* [EXERCISE BRIEF] Could you restate the data word for word and drop the pictures?

* [Data entries]
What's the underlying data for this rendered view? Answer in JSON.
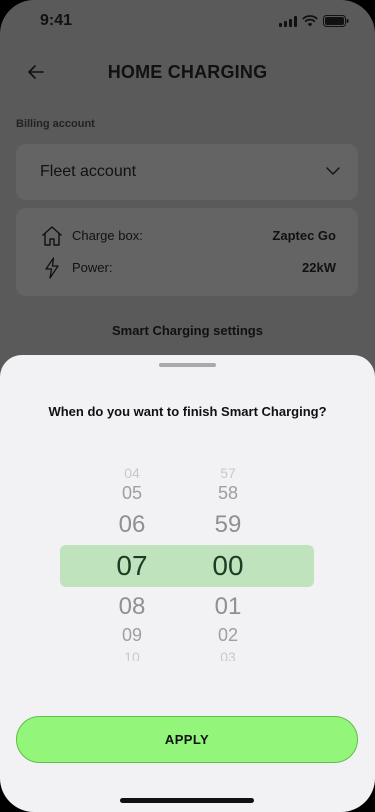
{
  "status_bar": {
    "time": "9:41"
  },
  "header": {
    "title": "HOME CHARGING"
  },
  "billing": {
    "label": "Billing account",
    "selected": "Fleet account"
  },
  "info": {
    "charge_box_label": "Charge box:",
    "charge_box_value": "Zaptec Go",
    "power_label": "Power:",
    "power_value": "22kW"
  },
  "smart_charging": {
    "title": "Smart Charging settings"
  },
  "sheet": {
    "question": "When do you want to finish Smart Charging?",
    "hours": [
      "04",
      "05",
      "06",
      "07",
      "08",
      "09",
      "10"
    ],
    "minutes": [
      "57",
      "58",
      "59",
      "00",
      "01",
      "02",
      "03"
    ],
    "selected_hour": "07",
    "selected_minute": "00",
    "apply_label": "APPLY"
  },
  "colors": {
    "accent": "#93f67b",
    "highlight": "#bfe4bd",
    "overlay": "#5a5a5a",
    "sheet": "#f2f2f4"
  }
}
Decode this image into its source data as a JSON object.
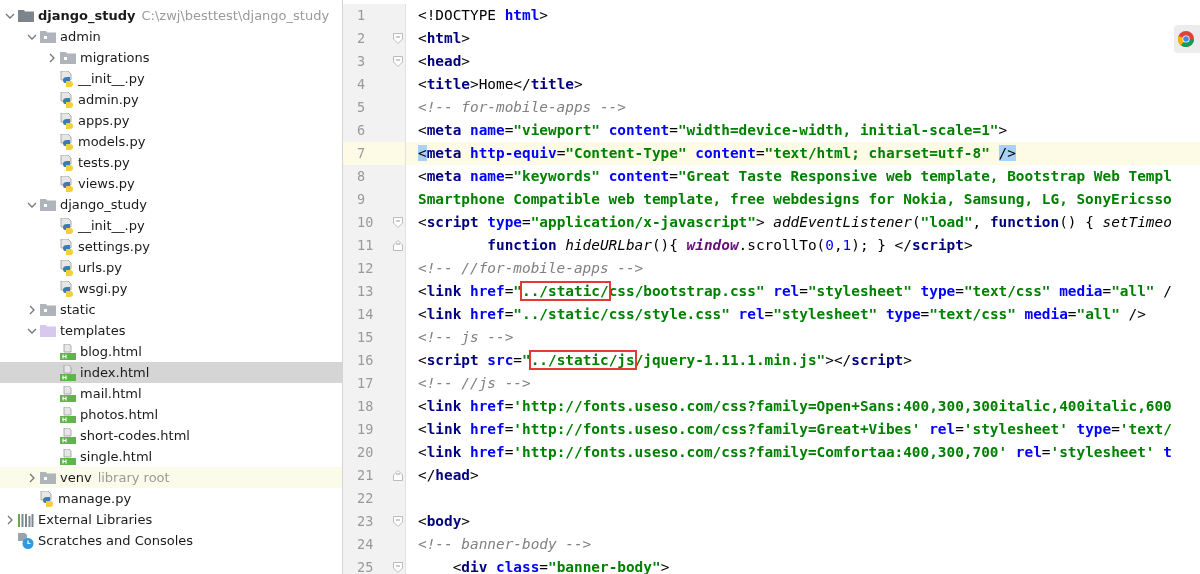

* [TASK RESPONSE]
What's the underlying data for this rendered view? Answer in JSON.
{
  "status_bar": {
    "time": "9:41"
  },
  "header": {
    "title": "HOME CHARGING"
  },
  "billing": {
    "label": "Billing account",
    "selected": "Fleet account"
  },
  "info": {
    "charge_box_label": "Charge box:",
    "charge_box_value": "Zaptec Go",
    "power_label": "Power:",
    "power_value": "22kW"
  },
  "smart_charging": {
    "title": "Smart Charging settings"
  },
  "sheet": {
    "question": "When do you want to finish Smart Charging?",
    "hours": [
      "04",
      "05",
      "06",
      "07",
      "08",
      "09",
      "10"
    ],
    "minutes": [
      "57",
      "58",
      "59",
      "00",
      "01",
      "02",
      "03"
    ],
    "selected_hour": "07",
    "selected_minute": "00",
    "apply_label": "APPLY"
  },
  "colors": {
    "accent": "#93f67b",
    "highlight": "#bfe4bd",
    "overlay": "#5a5a5a",
    "sheet": "#f2f2f4"
  }
}
Decode this image into its source data as a JSON object.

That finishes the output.